**PROBLEM DETAILS**
Exactly reproduce the line that contains "Serialize everything readable" and all lines after it in the entries below, through the very last line.

(Element data from apps and pages)
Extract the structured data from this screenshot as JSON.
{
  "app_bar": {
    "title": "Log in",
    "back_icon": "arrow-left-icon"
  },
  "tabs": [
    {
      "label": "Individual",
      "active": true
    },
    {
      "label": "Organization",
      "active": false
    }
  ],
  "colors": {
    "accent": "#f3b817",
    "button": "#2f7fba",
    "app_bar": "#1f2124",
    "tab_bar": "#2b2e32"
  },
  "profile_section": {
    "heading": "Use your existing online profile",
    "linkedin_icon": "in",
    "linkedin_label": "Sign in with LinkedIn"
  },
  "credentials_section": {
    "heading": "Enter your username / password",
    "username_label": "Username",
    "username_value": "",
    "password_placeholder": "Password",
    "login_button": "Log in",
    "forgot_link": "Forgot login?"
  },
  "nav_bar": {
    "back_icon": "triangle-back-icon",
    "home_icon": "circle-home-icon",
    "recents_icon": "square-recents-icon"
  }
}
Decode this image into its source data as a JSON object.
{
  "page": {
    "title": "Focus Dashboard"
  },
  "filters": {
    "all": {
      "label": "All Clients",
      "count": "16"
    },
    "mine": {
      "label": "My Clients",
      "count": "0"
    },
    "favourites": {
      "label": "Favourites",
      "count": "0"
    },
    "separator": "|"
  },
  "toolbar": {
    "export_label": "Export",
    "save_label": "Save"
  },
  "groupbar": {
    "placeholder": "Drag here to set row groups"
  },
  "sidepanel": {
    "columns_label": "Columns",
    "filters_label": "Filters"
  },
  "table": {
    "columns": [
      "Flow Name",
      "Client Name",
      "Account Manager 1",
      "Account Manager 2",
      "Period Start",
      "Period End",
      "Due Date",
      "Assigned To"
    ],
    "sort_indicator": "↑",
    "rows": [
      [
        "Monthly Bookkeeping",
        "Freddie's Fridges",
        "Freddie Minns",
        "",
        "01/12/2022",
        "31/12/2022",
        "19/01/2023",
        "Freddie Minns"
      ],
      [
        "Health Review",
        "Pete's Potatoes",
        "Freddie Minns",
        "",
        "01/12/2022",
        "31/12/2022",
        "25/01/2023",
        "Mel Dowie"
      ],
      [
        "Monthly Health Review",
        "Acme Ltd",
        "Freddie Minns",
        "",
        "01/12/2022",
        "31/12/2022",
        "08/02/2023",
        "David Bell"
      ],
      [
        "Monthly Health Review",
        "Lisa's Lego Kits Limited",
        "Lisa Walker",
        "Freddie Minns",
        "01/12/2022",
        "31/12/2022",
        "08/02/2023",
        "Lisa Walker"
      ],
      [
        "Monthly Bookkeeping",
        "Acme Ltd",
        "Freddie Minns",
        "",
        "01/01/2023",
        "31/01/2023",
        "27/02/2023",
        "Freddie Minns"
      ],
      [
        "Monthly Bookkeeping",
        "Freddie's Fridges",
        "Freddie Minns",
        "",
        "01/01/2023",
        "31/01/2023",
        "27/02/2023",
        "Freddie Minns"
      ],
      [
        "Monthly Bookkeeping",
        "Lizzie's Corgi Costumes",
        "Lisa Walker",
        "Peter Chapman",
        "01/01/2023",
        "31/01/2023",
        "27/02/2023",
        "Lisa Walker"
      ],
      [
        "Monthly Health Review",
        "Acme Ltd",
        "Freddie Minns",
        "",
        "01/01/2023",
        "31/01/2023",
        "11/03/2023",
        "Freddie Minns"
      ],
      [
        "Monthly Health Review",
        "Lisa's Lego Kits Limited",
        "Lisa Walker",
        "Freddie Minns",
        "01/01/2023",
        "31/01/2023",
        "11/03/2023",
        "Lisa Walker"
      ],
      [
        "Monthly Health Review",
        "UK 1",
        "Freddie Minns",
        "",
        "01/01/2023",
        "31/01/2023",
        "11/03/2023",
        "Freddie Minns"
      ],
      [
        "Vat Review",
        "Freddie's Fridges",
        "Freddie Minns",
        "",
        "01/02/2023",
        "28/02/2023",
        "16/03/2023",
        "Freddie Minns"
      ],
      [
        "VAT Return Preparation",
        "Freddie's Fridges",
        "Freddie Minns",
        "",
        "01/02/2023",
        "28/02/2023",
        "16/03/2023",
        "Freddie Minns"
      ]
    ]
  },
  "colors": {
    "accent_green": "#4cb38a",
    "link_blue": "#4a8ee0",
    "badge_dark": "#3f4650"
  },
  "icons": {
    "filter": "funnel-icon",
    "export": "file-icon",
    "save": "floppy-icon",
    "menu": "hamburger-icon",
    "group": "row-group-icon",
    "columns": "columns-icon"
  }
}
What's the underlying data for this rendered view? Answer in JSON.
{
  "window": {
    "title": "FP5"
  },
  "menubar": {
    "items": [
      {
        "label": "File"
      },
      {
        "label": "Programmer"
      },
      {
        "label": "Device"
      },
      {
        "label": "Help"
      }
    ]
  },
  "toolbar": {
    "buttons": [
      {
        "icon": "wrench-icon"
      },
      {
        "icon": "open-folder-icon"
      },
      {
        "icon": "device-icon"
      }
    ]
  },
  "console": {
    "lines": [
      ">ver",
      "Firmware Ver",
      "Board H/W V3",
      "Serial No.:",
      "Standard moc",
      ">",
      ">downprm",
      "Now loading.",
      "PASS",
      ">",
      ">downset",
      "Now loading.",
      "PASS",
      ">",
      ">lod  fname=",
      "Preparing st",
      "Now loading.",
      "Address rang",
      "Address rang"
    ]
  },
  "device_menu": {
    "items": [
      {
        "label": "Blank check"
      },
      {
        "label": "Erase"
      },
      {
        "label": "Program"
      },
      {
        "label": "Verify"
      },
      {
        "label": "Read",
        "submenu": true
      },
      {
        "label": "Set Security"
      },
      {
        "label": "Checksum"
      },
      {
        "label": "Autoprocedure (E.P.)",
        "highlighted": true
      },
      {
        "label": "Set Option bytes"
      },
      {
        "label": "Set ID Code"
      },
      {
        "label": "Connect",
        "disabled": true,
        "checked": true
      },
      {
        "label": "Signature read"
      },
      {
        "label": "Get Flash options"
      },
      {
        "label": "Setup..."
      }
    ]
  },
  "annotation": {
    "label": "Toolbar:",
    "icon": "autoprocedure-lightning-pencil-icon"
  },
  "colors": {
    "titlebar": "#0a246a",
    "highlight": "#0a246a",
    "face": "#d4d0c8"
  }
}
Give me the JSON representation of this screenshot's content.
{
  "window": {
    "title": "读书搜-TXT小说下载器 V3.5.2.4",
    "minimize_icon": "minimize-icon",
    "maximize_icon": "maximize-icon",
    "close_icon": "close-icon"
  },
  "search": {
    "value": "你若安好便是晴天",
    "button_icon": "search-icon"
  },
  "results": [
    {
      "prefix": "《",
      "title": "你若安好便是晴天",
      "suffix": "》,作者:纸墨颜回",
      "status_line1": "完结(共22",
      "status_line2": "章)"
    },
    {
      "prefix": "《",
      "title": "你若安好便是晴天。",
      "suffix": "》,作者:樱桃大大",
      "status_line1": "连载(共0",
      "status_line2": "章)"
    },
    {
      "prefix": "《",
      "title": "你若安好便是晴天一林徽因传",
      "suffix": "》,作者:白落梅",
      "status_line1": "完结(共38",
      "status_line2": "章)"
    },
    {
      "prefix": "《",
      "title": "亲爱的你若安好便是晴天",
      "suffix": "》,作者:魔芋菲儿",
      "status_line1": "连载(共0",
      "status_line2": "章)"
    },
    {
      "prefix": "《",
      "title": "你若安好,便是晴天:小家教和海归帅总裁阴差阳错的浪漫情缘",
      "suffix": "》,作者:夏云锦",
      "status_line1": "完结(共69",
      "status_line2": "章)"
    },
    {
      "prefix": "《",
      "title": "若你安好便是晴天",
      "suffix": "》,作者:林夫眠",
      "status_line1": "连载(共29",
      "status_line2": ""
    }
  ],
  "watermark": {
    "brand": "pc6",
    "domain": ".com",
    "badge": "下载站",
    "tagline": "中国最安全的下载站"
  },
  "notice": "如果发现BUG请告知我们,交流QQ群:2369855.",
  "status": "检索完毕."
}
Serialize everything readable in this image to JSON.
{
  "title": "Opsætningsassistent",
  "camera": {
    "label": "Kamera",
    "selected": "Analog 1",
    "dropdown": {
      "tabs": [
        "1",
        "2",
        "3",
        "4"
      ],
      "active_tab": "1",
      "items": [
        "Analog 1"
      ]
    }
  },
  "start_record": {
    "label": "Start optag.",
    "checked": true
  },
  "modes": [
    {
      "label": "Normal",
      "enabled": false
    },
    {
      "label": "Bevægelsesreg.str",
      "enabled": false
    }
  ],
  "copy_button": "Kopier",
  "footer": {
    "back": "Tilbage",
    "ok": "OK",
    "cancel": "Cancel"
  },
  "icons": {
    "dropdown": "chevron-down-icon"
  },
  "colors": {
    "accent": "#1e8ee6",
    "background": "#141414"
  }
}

**ANSWER FOR THIS EXERCISE**
Serialize everything readable in this image to JSON.
{
  "title": "Opsætningsassistent",
  "camera": {
    "label": "Kamera",
    "selected": "Analog 1",
    "dropdown": {
      "tabs": [
        "1",
        "2",
        "3",
        "4"
      ],
      "active_tab": "1",
      "items": [
        "Analog 1"
      ]
    }
  },
  "start_record": {
    "label": "Start optag.",
    "checked": true
  },
  "modes": [
    {
      "label": "Normal",
      "enabled": false
    },
    {
      "label": "Bevægelsesreg.str",
      "enabled": false
    }
  ],
  "copy_button": "Kopier",
  "footer": {
    "back": "Tilbage",
    "ok": "OK",
    "cancel": "Cancel"
  },
  "icons": {
    "dropdown": "chevron-down-icon"
  },
  "colors": {
    "accent": "#1e8ee6",
    "background": "#141414"
  }
}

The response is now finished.